→ Exercise description: Each line below that carries the string "true" must appear in the answer.

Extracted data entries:
- Opening Delimiter -

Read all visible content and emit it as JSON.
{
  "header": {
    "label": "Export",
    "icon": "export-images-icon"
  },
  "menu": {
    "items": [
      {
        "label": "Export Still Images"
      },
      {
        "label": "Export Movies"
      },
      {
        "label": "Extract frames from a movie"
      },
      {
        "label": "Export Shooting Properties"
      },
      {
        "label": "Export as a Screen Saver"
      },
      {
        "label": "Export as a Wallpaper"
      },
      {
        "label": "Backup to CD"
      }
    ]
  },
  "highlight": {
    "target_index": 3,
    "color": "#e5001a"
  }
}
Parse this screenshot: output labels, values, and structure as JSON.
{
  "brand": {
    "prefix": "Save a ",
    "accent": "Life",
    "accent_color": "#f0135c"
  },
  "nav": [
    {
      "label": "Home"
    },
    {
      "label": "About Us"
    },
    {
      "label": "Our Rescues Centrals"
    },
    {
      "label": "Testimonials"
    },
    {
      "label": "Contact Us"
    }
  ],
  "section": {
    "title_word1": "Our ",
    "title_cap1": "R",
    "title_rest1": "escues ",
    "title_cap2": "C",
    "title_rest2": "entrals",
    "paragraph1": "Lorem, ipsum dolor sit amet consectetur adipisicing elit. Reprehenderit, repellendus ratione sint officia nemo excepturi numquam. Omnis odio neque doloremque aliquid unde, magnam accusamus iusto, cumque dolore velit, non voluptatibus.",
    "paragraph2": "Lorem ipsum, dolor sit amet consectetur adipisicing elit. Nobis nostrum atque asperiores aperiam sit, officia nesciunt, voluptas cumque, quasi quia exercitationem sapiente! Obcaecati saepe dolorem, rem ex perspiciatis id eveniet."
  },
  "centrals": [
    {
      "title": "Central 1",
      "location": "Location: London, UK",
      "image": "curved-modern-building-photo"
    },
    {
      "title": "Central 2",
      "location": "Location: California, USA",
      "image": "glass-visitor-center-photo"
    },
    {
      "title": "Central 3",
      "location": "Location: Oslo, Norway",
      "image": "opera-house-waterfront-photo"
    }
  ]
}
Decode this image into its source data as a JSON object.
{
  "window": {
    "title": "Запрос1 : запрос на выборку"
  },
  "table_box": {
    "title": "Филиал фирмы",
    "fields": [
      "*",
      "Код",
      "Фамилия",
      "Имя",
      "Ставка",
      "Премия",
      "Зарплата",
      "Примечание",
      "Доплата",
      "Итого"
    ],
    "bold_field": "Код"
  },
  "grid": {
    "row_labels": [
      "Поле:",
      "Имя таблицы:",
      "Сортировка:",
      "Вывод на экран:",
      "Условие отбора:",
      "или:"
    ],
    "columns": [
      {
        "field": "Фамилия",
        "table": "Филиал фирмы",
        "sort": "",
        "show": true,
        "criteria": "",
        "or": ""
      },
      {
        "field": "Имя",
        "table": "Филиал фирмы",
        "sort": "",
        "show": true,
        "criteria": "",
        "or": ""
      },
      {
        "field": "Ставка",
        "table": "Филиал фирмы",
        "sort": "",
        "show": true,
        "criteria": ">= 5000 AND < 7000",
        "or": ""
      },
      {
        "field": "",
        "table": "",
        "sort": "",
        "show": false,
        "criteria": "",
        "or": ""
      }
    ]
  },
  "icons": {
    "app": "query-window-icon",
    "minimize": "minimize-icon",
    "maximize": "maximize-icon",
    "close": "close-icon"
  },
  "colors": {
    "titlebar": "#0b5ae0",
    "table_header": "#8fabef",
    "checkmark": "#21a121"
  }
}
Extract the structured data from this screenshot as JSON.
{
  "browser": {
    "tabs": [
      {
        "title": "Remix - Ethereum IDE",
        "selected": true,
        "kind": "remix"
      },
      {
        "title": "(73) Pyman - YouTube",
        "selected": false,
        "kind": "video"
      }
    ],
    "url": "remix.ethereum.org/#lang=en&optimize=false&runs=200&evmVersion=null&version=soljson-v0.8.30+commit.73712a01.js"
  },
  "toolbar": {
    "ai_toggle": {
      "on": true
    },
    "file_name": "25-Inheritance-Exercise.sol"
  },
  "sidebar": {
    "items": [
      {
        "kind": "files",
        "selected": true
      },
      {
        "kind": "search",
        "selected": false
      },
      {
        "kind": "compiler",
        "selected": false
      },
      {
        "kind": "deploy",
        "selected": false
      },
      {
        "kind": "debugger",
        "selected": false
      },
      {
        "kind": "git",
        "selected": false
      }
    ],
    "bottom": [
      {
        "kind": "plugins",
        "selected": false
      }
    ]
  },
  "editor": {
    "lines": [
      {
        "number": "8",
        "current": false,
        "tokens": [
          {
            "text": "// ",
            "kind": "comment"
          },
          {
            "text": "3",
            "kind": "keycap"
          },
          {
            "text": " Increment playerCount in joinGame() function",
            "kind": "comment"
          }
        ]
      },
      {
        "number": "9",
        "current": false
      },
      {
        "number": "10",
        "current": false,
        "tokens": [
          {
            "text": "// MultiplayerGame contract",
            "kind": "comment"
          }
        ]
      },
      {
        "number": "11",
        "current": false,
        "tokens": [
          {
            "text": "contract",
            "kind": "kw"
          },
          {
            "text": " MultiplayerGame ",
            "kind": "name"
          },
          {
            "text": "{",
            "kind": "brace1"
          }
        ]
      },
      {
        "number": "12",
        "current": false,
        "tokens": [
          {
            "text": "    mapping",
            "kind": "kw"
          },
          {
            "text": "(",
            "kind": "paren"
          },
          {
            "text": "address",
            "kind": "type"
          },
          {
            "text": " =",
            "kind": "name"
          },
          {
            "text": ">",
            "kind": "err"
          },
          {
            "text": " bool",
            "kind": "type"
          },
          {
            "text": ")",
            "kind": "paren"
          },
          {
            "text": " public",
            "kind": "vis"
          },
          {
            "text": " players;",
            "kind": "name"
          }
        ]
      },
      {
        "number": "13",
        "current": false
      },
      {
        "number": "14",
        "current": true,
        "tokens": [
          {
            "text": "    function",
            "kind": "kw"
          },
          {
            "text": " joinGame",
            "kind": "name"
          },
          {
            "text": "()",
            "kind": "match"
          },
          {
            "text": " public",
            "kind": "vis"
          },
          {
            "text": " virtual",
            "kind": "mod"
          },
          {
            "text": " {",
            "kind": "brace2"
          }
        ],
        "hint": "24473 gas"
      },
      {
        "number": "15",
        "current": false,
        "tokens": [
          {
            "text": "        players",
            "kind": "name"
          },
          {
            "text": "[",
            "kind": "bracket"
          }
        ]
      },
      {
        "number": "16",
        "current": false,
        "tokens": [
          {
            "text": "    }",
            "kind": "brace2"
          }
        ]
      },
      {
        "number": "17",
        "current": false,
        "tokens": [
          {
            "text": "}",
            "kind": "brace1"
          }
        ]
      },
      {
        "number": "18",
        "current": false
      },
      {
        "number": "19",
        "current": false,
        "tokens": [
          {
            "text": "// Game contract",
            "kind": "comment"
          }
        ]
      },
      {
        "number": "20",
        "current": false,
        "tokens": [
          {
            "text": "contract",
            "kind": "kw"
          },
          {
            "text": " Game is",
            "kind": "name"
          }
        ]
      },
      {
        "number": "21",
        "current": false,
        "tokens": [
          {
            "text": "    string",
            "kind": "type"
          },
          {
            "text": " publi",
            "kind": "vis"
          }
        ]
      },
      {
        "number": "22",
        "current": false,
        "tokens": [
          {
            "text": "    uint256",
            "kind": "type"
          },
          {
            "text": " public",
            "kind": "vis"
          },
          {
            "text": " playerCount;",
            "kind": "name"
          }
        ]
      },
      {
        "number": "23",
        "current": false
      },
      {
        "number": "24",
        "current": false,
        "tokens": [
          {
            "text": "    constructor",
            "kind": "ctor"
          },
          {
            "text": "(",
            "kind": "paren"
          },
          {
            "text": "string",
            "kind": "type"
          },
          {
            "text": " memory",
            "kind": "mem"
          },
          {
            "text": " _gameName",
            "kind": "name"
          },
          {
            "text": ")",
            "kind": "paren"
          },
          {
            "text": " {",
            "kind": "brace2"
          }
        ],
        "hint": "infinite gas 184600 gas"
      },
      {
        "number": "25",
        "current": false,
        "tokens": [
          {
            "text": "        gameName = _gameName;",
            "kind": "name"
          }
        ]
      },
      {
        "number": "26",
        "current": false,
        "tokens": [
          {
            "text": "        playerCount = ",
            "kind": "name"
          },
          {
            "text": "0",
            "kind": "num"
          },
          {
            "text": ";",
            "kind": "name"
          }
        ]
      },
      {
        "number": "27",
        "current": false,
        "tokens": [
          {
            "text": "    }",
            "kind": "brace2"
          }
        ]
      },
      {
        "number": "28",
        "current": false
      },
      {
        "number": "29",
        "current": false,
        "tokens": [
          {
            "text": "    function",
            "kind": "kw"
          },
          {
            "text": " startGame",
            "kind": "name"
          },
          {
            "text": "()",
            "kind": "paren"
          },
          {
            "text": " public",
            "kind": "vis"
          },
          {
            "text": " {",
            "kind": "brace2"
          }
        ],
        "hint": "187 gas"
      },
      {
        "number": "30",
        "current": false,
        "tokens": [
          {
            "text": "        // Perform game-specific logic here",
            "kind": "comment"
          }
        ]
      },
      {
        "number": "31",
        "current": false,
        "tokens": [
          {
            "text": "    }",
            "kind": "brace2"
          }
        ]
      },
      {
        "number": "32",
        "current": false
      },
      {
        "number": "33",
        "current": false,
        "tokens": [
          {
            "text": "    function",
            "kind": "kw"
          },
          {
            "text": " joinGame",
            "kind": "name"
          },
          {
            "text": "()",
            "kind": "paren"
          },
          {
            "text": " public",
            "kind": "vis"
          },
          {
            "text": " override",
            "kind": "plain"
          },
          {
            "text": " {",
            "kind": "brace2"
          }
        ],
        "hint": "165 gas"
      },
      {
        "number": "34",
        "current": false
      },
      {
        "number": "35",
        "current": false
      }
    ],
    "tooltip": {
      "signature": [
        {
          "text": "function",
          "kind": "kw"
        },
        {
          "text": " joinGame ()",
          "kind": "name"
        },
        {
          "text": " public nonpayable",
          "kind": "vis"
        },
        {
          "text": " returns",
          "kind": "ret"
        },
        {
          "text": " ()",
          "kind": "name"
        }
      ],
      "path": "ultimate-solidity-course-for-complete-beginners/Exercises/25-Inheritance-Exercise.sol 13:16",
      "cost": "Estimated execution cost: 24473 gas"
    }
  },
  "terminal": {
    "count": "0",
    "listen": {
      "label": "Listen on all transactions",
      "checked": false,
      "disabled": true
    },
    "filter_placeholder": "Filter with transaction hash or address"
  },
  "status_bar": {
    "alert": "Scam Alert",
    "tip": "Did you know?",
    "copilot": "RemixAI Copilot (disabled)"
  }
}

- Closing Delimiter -

→ Reply:
        "show": true,
        "show": true,
        "show": true,
        "selected": true,
      "on": true
        "selected": true
        "current": true,
      "disabled": true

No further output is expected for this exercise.